So we went on from the human body, its nourishment and labour to utopian architectural experiments. How far were they designed, like laws, to regulate, contain and discipline human nature (as Stephen explained), how far (like Dante’s paradise) to allow the human body to complete its nature. In the former camp you could perhaps put those entrenched utopias with complicated communal systems of property (like More’s again, but also Winstanley’s perhaps). In the garden cities movement you seem to have both things: space, fresh air, good sanitation and trees will help eradicate physical diseases and disabilities (such as rickets) and so build better human bodies, but (or so Fishman argues) the town plan was also designed to impose standards of bodily behaviour (by banning pubs and regulating ball games for example) from the top down. Do most built communities have an architect, very like the authors of utopian texts, ‘imposing’ their view? (But what about the Shakers?).

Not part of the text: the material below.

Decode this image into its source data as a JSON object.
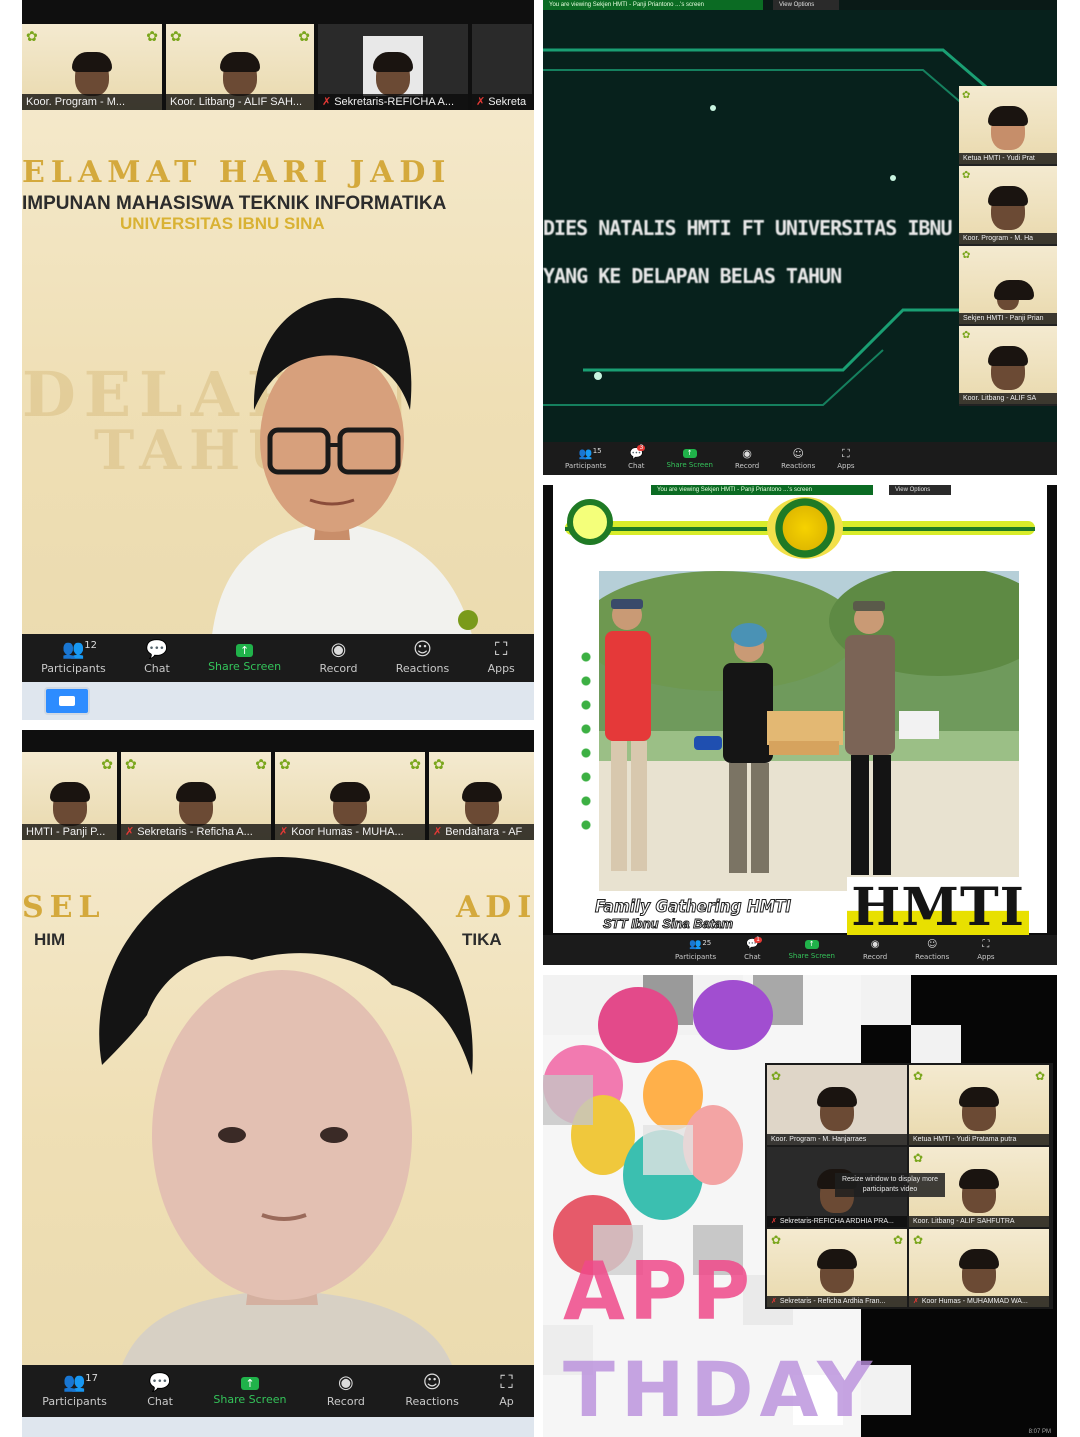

Some modern architects have self-consciously moved away from a top-down architectual approach, styling themselves humanist – they want to put the individual (or at least the householder) at the centre of domestic and urban design. FLW’s open-plan, kitchen centred homes rejected the unhealthy and ‘hierarchical’ un-American designe of brick row/terrace houses imported from Europe. His usonian house was to be mass-produced in kit form so that customers could design the home they wanted, rather than have a preconceived design imposed upon them. In the Broadacres project – perhaps the ultimate scheme for combining the benefits of urban and rural living - the FLW house, like the garden city, is a factory produced machine for improving human nature by access to light and greenery, but one in which the customer and his automobile is king (and FLW was almost certainly unaware of the irony in that).
In these ways a discussion of architecture can inform a discussion of law (and of the relationship between society and the individual), just as walls and boundaries can be real obstacles not just representations of legal titles.
Among many other good points I liked Phil's comment that utopian themes can become backdrops to many other things (in Nabokov) they don't always have to take centre stage.
I also liked the discussion among various of you about whether the internet was an immaterial or material space. It reminded me both of Erewhon - the society without machines which contains the memory of a heavily machined past and whose pastoralism depends on an industrial other world, and of the symbiotic relationship of Urras and Annarres.